Now let's see where you will find dynamic markings in your music.
Step 3: Finding Dynamics in Your Piano Music
Dynamic markings are written in your music for both hands and can be different from each other or the same.
Look at the image above and you will see that the markings, first of all, are located under the notes and not on top.
They are also located directly under the notes that are supposed to be played with the volume marking, and you will keep playing the following notes in that same volume until there is different dynamic marking written down.
Any type of dynamic marking will be under the notes, including Sforzandos and Crescendos and Decrescendos.
An important aspect of dynamics is to know that they can indicate sudden changes in volume such as a sforzando or a sudden "fff". More subtle changes in volume that occur much slower than the sudden changes in volume are played through crescendos and decrescendos.
Now let's look at how we play a few of these different dynamics on the keyboard.
Step 4: How to Play Different Dynamics Levels on the Keyboard
Loud passages in your music will always be played with heavier pressure in the keys when you press them down as well as support from the foot pedals if indicated in your music.
Soft passages will be played with less pressure on the keys when you play the notes.
Sforzandos take even more emphasis than a loud marking and even quicker action in your hand and fingers when you press the keys.
If you are playing a crescendo you'll start out with not much pressure on the keys and increase in strength as you go through the notes getting louder with each one.
Just reverse that for a decrescendo; you'll start with the most strength in your hands and back off from that pressure as you decrease your volume.
Now let's put all of this together by practicing how to play each different dynamic level through a special exercise that I wrote.
Step 5: Come Practice With Me!
This video is really helpful in letting you hear and see how the different dynamic levels sound and how I play them on the keyboard so you can as well.
There's a great exercise that you can play too; and in fact, I recommend that you go through this exercise several times each day just to get really comfortable with adding dynamics into your piano playing.

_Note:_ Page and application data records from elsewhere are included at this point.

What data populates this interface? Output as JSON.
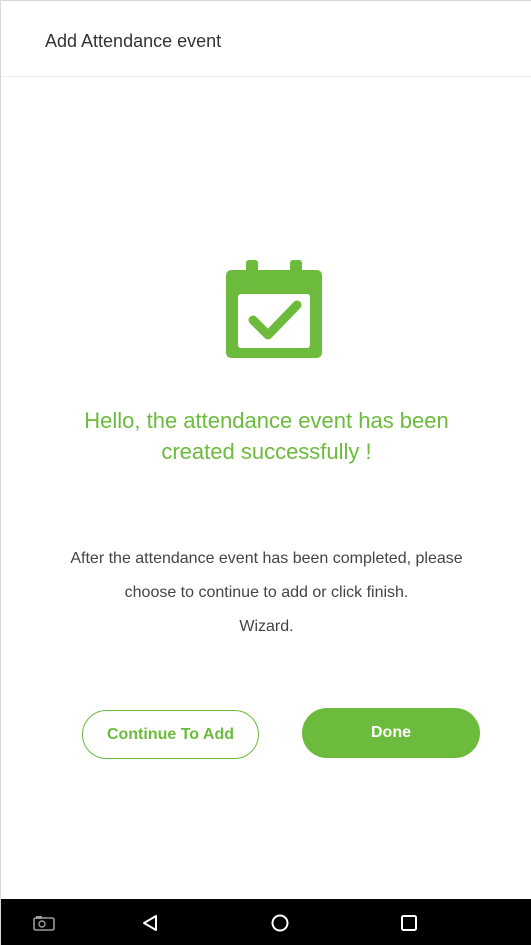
{
  "header": {
    "title": "Add Attendance event"
  },
  "success": {
    "icon": "calendar-check-icon",
    "message_line1": "Hello, the attendance event has been",
    "message_line2": "created successfully !"
  },
  "instructions": {
    "line1": "After the attendance event has been completed, please",
    "line2": "choose to continue to add or click finish.",
    "line3": "Wizard."
  },
  "buttons": {
    "continue_label": "Continue To Add",
    "done_label": "Done"
  },
  "navbar": {
    "items": [
      "screenshot-icon",
      "back-icon",
      "home-icon",
      "recents-icon"
    ]
  },
  "colors": {
    "accent": "#6cbb3c",
    "text": "#444444",
    "navbar": "#000000"
  }
}
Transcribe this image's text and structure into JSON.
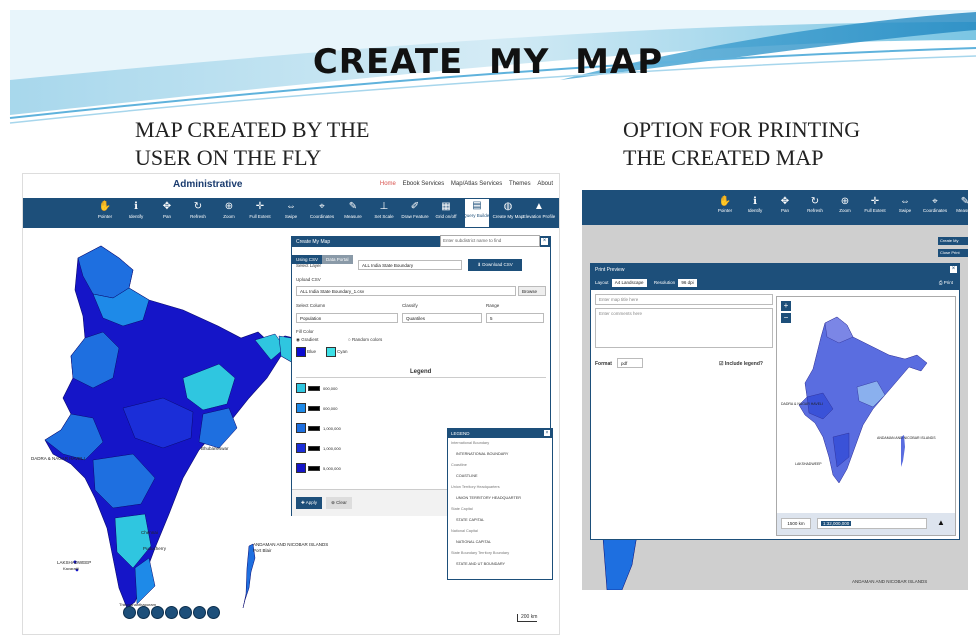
{
  "slide": {
    "title": "CREATE  MY  MAP",
    "caption_left": [
      "MAP CREATED BY THE",
      "USER ON THE FLY"
    ],
    "caption_right": [
      "OPTION  FOR PRINTING",
      "THE CREATED MAP"
    ]
  },
  "colors": {
    "toolbar": "#1d4f7a",
    "map_dark": "#1515c8",
    "map_mid": "#1e6fe0",
    "map_light": "#2fc6e0"
  },
  "shot1": {
    "app_title": "Administrative",
    "nav": [
      "Home",
      "Ebook Services",
      "Map/Atlas Services",
      "Themes",
      "About"
    ],
    "tools": [
      {
        "icon": "hand-icon",
        "glyph": "✋",
        "label": "Pointer"
      },
      {
        "icon": "info-icon",
        "glyph": "ℹ",
        "label": "Identify"
      },
      {
        "icon": "pan-icon",
        "glyph": "✥",
        "label": "Pan"
      },
      {
        "icon": "refresh-icon",
        "glyph": "↻",
        "label": "Refresh"
      },
      {
        "icon": "zoom-icon",
        "glyph": "⊕",
        "label": "Zoom"
      },
      {
        "icon": "full-extent-icon",
        "glyph": "✛",
        "label": "Full Extent"
      },
      {
        "icon": "swipe-icon",
        "glyph": "⇔",
        "label": "Swipe"
      },
      {
        "icon": "coordinates-icon",
        "glyph": "⌖",
        "label": "Coordinates"
      },
      {
        "icon": "measure-icon",
        "glyph": "✎",
        "label": "Measure"
      },
      {
        "icon": "set-scale-icon",
        "glyph": "⊥",
        "label": "Set Scale"
      },
      {
        "icon": "draw-feature-icon",
        "glyph": "✐",
        "label": "Draw Feature"
      },
      {
        "icon": "grid-icon",
        "glyph": "▦",
        "label": "Grid on/off"
      },
      {
        "icon": "query-icon",
        "glyph": "▤",
        "label": "Query Builder"
      },
      {
        "icon": "create-map-icon",
        "glyph": "◍",
        "label": "Create My Map"
      },
      {
        "icon": "elevation-icon",
        "glyph": "▲",
        "label": "Elevation Profile"
      }
    ],
    "panel": {
      "title": "Create My Map",
      "search_placeholder": "Enter subdistrict name to find",
      "tabs": [
        "Using CSV",
        "Data Portal"
      ],
      "select_layer_label": "Select Layer",
      "select_layer_value": "ALL India State Boundary",
      "download_btn": "Download CSV",
      "upload_label": "Upload CSV",
      "upload_value": "ALL India State Boundary_1.csv",
      "browse_btn": "Browse",
      "attribute_label": "Select Column",
      "attribute_value": "Population",
      "classify_label": "Classify",
      "classify_value": "Quantiles",
      "range_label": "Range",
      "range_value": "5",
      "fill_label": "Fill Color",
      "radio_gradient": "Gradient",
      "radio_random": "Random colors",
      "color_from": "Blue",
      "color_to": "Cyan",
      "legend_heading": "Legend",
      "legend_values": [
        "000,000",
        "000,000",
        "1,000,000",
        "1,000,000",
        "5,000,000"
      ],
      "apply_btn": "Apply",
      "clear_btn": "Clear"
    },
    "legend_panel": {
      "title": "LEGEND",
      "items": [
        {
          "text": "International Boundary",
          "sub": true
        },
        {
          "text": "INTERNATIONAL BOUNDARY",
          "sub": false
        },
        {
          "text": "Coastline",
          "sub": true
        },
        {
          "text": "COASTLINE",
          "sub": false
        },
        {
          "text": "Union Territory Headquarters",
          "sub": true
        },
        {
          "text": "UNION TERRITORY HEADQUARTER",
          "sub": false
        },
        {
          "text": "State Capital",
          "sub": true
        },
        {
          "text": "STATE CAPITAL",
          "sub": false
        },
        {
          "text": "National Capital",
          "sub": true
        },
        {
          "text": "NATIONAL CAPITAL",
          "sub": false
        },
        {
          "text": "State Boundary Territory Boundary",
          "sub": true
        },
        {
          "text": "STATE AND UT BOUNDARY",
          "sub": false
        }
      ]
    },
    "map_labels": {
      "west_coast": "DADRA & NAGAR HAVELI",
      "lakshadweep": "LAKSHADWEEP",
      "andaman": "ANDAMAN AND NICOBAR ISLANDS",
      "port_blair": "Port Blair",
      "chennai": "Chennai",
      "puducherry": "Puducherry",
      "bhubaneswar": "Bhubaneswar",
      "kavaratti": "Kavaratti",
      "thiruvananthapuram": "Thiruvananthapuram"
    },
    "scale": "200 km"
  },
  "shot2": {
    "tools": [
      {
        "icon": "hand-icon",
        "glyph": "✋",
        "label": "Pointer"
      },
      {
        "icon": "info-icon",
        "glyph": "ℹ",
        "label": "Identify"
      },
      {
        "icon": "pan-icon",
        "glyph": "✥",
        "label": "Pan"
      },
      {
        "icon": "refresh-icon",
        "glyph": "↻",
        "label": "Refresh"
      },
      {
        "icon": "zoom-icon",
        "glyph": "⊕",
        "label": "Zoom"
      },
      {
        "icon": "full-extent-icon",
        "glyph": "✛",
        "label": "Full Extent"
      },
      {
        "icon": "swipe-icon",
        "glyph": "⇔",
        "label": "Swipe"
      },
      {
        "icon": "coordinates-icon",
        "glyph": "⌖",
        "label": "Coordinates"
      },
      {
        "icon": "measure-icon",
        "glyph": "✎",
        "label": "Measure"
      }
    ],
    "panel": {
      "title": "Print Preview",
      "layout_label": "Layout",
      "layout_value": "A4 Landscape",
      "resolution_label": "Resolution",
      "resolution_value": "96 dpi",
      "print_btn": "Print",
      "title_placeholder": "Enter map title here",
      "comments_placeholder": "Enter comments here",
      "format_label": "Format",
      "format_value": "pdf",
      "include_legend": "Include legend?",
      "scale_value": "1500 km",
      "scale_input": "1:32,000,000"
    },
    "side_buttons": [
      "Create My",
      "Close Print"
    ],
    "map_labels": {
      "andaman": "ANDAMAN AND NICOBAR ISLANDS",
      "lakshadweep": "LAKSHADWEEP",
      "dadra": "DADRA & NAGAR HAVELI",
      "andaman_bottom": "ANDAMAN AND NICOBAR ISLANDS"
    }
  }
}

Bookmark this video so you can come back to it anytime you have a question, and enjoy using dynamics in your own playing because you'll enjoy all the neat new differences it will bring to your music.